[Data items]
↓
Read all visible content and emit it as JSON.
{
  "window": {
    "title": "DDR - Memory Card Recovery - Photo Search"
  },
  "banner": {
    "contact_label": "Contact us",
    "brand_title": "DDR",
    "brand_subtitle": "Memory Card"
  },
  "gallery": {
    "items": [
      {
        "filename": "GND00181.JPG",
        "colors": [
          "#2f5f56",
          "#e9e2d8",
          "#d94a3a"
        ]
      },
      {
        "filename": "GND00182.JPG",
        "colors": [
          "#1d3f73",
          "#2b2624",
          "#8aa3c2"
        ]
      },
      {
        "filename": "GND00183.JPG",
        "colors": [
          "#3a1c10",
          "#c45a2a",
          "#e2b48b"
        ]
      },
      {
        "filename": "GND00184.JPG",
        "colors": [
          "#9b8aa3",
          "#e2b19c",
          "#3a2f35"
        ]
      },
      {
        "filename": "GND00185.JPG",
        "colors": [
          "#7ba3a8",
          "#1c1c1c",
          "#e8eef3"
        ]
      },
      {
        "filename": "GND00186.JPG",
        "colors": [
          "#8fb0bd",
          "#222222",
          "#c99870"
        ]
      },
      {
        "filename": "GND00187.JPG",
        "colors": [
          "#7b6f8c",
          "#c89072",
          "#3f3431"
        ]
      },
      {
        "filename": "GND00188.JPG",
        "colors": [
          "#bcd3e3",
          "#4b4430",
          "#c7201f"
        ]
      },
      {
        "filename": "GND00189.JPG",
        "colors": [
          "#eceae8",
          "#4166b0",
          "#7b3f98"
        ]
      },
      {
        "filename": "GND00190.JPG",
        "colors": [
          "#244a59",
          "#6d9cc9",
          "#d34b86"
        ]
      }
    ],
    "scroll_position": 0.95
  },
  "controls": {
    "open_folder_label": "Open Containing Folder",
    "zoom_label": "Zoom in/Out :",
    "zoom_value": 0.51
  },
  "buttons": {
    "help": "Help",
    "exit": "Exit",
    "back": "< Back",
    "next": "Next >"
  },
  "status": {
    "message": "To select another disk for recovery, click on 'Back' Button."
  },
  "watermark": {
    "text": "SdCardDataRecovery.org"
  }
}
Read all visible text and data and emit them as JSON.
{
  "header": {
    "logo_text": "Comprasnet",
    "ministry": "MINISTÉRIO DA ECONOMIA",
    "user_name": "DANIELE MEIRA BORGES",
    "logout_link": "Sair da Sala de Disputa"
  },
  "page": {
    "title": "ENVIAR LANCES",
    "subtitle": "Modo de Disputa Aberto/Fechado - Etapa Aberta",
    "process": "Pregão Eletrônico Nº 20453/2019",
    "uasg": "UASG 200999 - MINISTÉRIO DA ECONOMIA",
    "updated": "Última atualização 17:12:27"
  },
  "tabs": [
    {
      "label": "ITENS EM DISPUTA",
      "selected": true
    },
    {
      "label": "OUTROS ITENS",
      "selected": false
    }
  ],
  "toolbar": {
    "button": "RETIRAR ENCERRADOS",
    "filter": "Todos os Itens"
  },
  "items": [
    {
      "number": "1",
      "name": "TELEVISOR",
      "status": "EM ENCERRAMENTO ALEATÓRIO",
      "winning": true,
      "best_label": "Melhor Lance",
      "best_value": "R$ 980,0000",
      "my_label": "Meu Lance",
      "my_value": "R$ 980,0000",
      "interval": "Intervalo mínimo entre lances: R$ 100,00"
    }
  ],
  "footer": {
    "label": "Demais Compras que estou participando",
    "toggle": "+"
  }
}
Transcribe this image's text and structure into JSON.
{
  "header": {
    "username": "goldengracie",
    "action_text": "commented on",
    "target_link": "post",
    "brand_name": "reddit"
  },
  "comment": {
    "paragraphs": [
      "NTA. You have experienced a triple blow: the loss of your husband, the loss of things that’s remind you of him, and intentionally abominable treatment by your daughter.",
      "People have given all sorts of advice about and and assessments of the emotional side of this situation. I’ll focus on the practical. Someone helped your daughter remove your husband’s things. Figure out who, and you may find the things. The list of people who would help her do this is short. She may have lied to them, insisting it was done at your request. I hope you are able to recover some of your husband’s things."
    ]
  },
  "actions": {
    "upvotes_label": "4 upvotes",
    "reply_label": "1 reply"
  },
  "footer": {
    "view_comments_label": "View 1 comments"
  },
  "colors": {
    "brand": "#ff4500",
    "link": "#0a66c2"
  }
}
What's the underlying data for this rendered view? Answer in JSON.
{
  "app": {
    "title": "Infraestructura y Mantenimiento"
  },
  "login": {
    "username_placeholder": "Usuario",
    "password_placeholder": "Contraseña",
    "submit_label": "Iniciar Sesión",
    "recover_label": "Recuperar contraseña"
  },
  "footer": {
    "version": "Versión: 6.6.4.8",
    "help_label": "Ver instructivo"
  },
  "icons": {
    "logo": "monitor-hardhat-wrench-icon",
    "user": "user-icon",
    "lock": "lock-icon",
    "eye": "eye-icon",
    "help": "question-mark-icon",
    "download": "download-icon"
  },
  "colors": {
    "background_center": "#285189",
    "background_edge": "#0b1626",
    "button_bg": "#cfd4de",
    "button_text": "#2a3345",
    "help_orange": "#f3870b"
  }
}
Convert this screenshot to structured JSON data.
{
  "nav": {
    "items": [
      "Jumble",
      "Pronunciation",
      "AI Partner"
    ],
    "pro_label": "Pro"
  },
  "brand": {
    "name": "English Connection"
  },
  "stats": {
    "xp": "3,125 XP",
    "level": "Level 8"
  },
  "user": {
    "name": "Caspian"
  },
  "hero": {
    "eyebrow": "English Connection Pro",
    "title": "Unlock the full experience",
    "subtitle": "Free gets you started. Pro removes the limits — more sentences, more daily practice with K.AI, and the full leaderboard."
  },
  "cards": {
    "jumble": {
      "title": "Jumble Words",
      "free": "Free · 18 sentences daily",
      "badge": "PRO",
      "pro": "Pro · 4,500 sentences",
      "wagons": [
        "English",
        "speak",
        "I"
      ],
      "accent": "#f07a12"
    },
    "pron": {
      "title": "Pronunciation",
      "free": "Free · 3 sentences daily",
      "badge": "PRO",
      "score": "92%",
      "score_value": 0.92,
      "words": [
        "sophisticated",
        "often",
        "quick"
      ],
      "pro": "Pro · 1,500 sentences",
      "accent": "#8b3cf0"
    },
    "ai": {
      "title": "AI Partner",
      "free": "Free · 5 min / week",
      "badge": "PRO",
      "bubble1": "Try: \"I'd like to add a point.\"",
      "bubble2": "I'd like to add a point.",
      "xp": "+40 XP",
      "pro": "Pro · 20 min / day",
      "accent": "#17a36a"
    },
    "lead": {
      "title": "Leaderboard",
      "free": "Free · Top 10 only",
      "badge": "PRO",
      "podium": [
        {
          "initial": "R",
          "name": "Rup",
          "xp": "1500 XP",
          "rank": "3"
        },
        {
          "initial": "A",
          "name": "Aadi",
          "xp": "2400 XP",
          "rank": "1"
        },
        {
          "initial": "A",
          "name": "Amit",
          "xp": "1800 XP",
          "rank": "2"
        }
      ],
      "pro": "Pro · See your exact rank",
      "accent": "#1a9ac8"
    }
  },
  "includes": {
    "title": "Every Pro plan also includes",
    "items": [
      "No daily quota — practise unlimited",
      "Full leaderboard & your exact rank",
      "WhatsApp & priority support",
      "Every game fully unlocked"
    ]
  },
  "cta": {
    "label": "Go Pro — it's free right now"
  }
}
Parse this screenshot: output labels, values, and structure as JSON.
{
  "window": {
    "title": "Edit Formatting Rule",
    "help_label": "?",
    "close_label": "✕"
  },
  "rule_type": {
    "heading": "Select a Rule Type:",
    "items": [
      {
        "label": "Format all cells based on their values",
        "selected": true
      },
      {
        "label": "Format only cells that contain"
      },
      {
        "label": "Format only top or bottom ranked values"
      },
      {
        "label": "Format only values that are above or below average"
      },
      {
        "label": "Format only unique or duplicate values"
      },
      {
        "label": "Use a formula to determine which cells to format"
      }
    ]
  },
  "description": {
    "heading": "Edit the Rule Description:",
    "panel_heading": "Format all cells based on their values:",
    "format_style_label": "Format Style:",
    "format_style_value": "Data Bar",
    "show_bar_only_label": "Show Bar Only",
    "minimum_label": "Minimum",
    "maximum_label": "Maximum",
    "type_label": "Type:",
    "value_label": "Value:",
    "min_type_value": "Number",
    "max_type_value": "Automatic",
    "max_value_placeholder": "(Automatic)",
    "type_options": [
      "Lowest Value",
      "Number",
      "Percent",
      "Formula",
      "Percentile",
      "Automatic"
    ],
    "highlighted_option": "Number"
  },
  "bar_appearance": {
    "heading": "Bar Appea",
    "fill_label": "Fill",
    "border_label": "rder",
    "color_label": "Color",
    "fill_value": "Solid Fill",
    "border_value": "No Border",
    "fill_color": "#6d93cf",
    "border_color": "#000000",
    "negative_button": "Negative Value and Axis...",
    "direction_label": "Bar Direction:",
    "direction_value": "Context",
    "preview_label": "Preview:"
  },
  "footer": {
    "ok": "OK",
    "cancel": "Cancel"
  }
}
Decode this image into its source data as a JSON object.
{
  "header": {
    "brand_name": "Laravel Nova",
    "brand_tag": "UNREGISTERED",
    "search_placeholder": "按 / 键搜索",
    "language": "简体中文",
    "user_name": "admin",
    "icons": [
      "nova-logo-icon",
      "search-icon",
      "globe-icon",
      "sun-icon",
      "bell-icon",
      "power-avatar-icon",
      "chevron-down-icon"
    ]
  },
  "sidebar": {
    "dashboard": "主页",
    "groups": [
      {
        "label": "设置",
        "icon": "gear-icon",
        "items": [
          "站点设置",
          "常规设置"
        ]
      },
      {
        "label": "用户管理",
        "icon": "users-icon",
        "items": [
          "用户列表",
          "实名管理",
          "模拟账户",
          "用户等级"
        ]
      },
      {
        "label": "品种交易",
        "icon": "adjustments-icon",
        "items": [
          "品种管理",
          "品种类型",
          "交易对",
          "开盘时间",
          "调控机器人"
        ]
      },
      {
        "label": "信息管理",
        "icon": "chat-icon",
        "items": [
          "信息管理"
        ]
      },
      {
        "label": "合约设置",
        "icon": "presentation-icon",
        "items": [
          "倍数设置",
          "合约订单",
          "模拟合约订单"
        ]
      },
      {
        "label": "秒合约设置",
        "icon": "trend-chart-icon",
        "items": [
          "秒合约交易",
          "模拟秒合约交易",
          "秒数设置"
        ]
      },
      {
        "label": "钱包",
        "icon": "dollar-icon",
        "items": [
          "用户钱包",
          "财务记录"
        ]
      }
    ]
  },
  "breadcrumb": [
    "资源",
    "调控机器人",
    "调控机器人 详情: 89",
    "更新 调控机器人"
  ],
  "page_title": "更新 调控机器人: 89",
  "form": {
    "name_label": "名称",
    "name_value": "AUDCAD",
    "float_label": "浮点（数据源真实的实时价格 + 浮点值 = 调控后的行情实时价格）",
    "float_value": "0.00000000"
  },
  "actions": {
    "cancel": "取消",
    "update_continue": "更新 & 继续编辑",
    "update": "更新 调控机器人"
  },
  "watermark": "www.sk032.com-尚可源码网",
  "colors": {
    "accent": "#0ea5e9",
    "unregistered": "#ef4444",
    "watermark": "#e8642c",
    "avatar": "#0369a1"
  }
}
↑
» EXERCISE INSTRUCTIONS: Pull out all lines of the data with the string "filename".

» ANSWER SECTION:
        "filename": "GND00181.JPG",
        "filename": "GND00182.JPG",
        "filename": "GND00183.JPG",
        "filename": "GND00184.JPG",
        "filename": "GND00185.JPG",
        "filename": "GND00186.JPG",
        "filename": "GND00187.JPG",
        "filename": "GND00188.JPG",
        "filename": "GND00189.JPG",
        "filename": "GND00190.JPG",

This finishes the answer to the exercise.